15.3 The Sampling Distribution of Other Statistics
15.4 The Central Limit Theorem: The Fundamental Theorem of Statistics
15.5 Sampling Distributions: A Summary
16. Confidence Intervals for Proportions
16.1 A Confidence Interval
16.2 Interpreting Confidence Intervals: What Does 95% Confidence Really Mean?
16.3 Margin of Error: Certainty vs. Precision
16.4 Assumptions and Conditions
17. Testing Hypotheses About Proportions
17.3 The Reasoning of Hypothesis Testing
17.4 Alternative Alternatives
17.5 P-Values and Decisions: What to Tell About a Hypothesis Test
18. Inferences About Means
18.1: Getting Started: The Central Limit Theorem (Again)
18.2: Gosset's t
18.3 Interpreting Confidence Intervals
18.4 A Hypothesis Test for the Mean
18.5 Choosing the Sample Size
19. More About Tests and Intervals
19.1 Choosing Hypotheses
19.2 How to Think About P Values
19.3 Alpha Levels
19.4 Practical vs. Statistical Significance
19.5 Critical Values Again
Review of Part V From the Data at Hand to the World at Large
PART VI. LEARNING ABOUT THE WORLD
20. Comparing Groups
20.1 The Variance of a Difference
20.2 The Standard Deviation of the Difference Between Two Proportions
20.3 Assumptions and Conditions for Comparing Proportions
20.4 The Sampling Distribution of the Difference between Two Proportions
20.5 Comparing Two Means
20.6 The Two-Sample t-Test: Testing for the Difference Between Two Means
20.7 The Two Sample z-Test: Testing for the Difference between Proportions
20.8 The Pooled t-Test: Everyone into the Pool?
21. Paired Samples and Blocks
21.1 Paired Data
21.2 Assumptions and Conditions

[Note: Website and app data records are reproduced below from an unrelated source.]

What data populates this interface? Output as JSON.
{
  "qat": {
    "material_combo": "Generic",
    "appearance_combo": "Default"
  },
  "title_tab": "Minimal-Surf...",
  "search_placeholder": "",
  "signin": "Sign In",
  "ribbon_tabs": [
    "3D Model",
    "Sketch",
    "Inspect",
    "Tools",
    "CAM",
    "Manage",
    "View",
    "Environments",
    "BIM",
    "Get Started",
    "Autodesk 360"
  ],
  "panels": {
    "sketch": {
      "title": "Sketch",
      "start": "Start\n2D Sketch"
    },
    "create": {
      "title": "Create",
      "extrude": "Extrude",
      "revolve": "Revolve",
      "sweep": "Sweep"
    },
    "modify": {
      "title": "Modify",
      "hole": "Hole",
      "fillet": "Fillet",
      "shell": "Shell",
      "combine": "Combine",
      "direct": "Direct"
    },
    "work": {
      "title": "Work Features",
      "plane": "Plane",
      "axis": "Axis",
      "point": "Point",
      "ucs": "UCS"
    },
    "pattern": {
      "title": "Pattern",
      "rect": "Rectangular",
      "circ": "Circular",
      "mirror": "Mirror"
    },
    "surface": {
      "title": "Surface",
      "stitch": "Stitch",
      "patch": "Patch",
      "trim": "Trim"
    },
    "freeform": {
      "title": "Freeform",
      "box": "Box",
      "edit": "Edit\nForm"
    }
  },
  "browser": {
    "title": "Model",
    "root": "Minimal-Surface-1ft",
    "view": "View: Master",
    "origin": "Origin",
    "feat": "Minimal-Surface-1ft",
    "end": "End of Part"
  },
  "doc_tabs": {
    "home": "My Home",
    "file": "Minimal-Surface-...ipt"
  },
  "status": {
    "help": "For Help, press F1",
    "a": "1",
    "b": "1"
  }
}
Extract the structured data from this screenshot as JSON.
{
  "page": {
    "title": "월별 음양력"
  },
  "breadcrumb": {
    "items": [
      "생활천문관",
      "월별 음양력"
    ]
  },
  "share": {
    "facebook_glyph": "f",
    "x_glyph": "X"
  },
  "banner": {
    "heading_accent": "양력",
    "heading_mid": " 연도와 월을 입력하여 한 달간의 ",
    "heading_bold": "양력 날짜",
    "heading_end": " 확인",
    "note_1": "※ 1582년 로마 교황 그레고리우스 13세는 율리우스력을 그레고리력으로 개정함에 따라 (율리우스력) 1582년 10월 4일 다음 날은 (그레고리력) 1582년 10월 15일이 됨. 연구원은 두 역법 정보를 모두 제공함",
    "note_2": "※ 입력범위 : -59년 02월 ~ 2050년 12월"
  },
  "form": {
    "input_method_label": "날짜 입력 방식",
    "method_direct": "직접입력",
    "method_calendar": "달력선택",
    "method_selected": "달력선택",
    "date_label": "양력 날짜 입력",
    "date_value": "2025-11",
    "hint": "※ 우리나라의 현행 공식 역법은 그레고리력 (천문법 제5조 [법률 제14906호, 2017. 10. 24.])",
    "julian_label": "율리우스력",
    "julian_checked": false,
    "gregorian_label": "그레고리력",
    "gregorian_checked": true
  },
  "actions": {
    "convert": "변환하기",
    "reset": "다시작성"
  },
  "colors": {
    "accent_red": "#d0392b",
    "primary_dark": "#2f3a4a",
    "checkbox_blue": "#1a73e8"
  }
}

21.3 Confidence Intervals for Matched Pairs
22. Comparing Counts
22.1 Goodness-of-Fit Tests
22.2 Chi-Square Test of Homogeneity
22.3 Examining the Residuals
22.4 Chi-Square Test of Independence
23. Inferences for Regression
23.1 The Population and the Sample
23.2 Assumptions and Conditions
23.3 Intuition About Regression Inference
23.4 Regression Inference
23.5 Standard Errors for Predicted Values
23.6 Confidence Intervals for
23.7* Logistic Regression
Review of Part VI. Learning About the World
PART VII. INFERENCE WHEN VARIABLES ARE RELATED
24. Analysis of Variance
24.1 Testing Whether the Means of Several Groups Are Equal
24.2 The ANOVA Table
24.3 Plot the Data . . .
24.4 Comparing Means
25. Multiple Regression
25.1 Two Predictors
25.2 What Multiple Regression Coefficients Mean
25.3 The Multiple Regression Model
25.4 Multiple Regression Inference
25.5 Comparing Multiple Regression Models
B. Photo Acknowledgments
D. Tables and Selected Formulas
*Indicates an optional chapter